_The task_
Wherever "text" appears in a line of the records below, count that line, and report only the number.

_Provided records_
★ ★ ★ ★ ★ ★ ★

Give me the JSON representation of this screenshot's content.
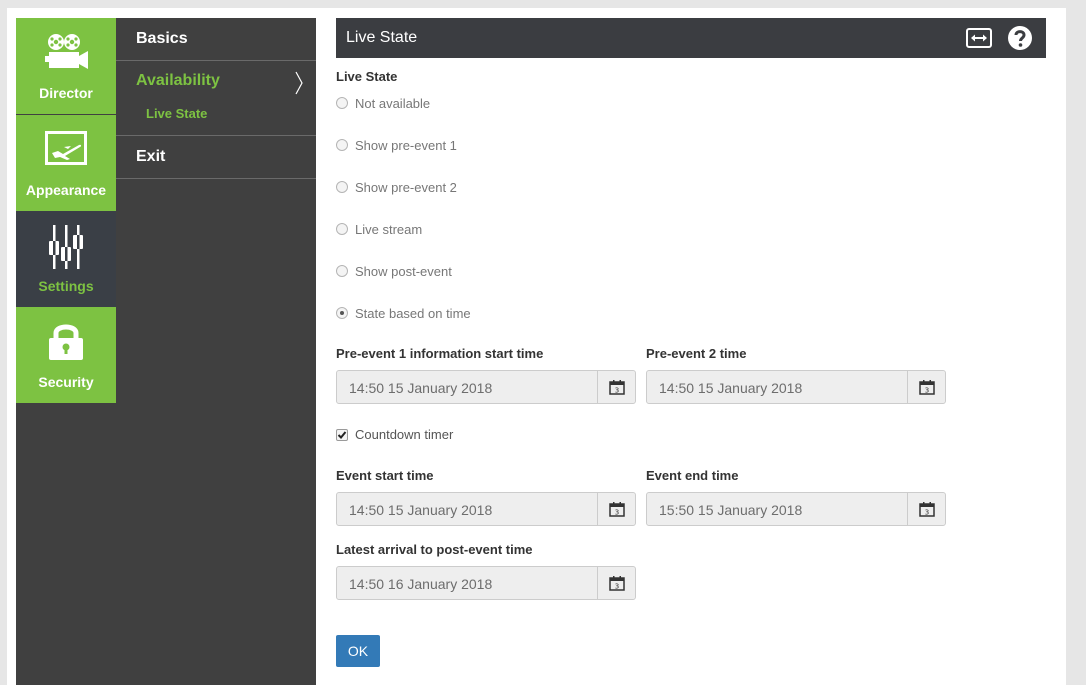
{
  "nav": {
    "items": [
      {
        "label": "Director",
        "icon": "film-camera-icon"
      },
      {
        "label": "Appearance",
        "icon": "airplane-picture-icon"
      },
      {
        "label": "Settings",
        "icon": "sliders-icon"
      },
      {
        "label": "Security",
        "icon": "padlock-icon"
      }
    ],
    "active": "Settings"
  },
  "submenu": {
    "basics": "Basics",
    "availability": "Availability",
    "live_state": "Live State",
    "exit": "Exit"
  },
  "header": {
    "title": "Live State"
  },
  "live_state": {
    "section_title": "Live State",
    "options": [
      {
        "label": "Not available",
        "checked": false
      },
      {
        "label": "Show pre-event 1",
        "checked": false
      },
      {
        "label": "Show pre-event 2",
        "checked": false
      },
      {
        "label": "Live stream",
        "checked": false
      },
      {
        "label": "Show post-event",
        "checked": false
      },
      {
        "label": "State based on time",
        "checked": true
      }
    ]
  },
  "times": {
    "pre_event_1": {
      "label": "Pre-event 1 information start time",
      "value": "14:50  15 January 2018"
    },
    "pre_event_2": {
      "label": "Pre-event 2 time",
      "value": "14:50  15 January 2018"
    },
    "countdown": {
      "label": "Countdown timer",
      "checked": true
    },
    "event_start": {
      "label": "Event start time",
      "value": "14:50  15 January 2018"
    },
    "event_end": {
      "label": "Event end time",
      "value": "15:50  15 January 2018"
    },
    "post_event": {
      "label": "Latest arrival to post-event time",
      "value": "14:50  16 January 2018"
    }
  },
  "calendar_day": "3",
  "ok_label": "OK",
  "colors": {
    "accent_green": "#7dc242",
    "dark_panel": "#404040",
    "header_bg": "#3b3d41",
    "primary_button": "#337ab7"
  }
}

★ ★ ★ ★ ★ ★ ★

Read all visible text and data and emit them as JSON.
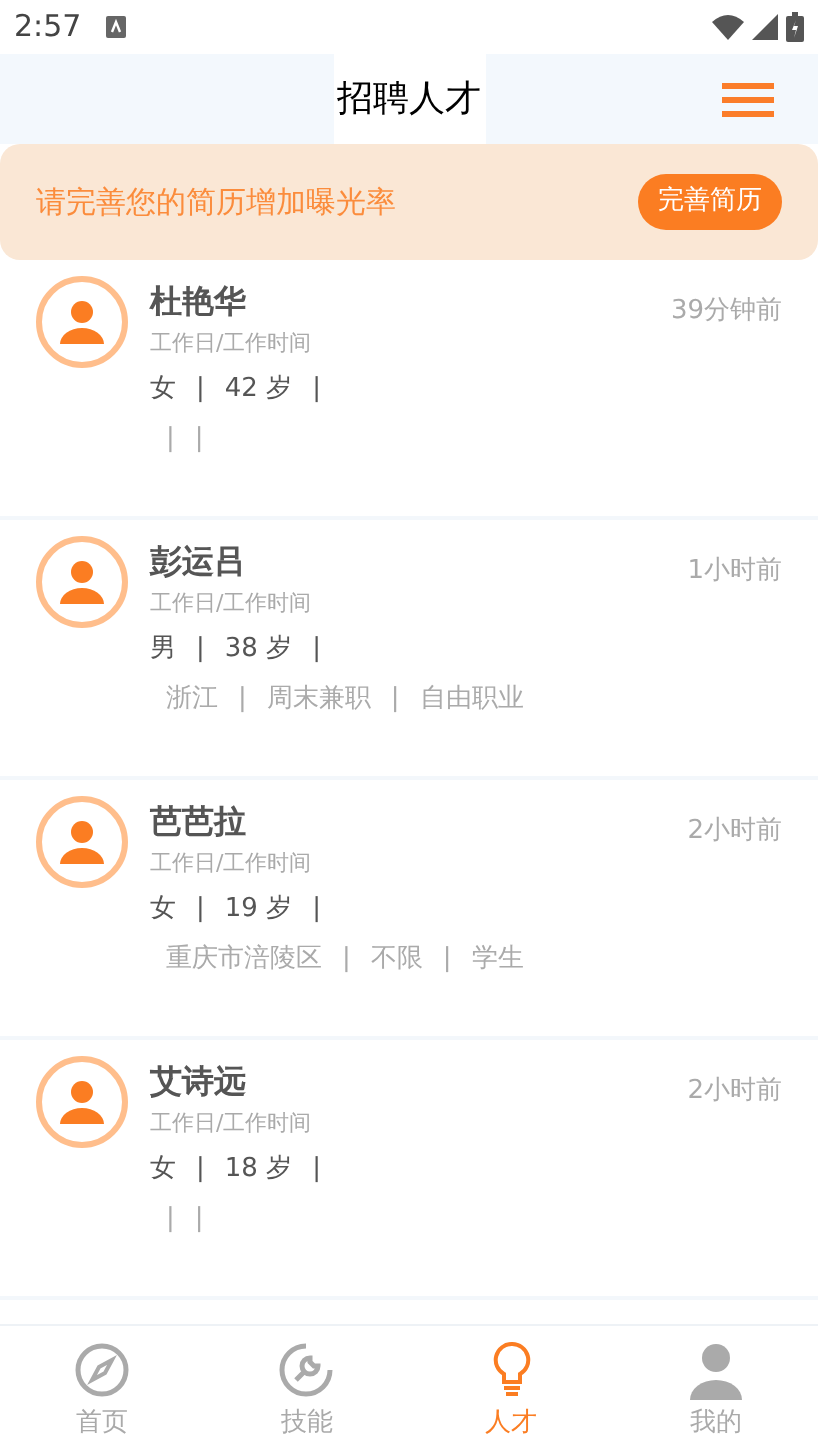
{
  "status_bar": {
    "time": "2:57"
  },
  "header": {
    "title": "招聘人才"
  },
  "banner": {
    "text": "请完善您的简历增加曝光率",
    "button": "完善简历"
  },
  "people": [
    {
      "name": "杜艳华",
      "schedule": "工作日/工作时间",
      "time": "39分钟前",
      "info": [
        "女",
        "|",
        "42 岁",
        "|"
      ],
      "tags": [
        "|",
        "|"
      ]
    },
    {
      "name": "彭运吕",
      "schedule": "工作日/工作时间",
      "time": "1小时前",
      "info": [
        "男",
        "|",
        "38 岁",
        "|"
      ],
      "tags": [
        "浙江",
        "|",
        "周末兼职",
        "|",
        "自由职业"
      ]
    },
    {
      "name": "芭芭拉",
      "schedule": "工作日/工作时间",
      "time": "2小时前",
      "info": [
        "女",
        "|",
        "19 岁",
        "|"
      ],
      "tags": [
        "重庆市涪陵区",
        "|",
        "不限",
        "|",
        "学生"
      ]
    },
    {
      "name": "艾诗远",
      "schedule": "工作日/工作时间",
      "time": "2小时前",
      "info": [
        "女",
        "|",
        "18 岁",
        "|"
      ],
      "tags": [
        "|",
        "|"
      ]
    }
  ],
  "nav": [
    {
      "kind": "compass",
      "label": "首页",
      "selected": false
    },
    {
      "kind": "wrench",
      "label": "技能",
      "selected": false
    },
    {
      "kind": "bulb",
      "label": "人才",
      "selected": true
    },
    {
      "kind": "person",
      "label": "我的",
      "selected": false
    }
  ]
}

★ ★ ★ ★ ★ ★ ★

_Answer area_
2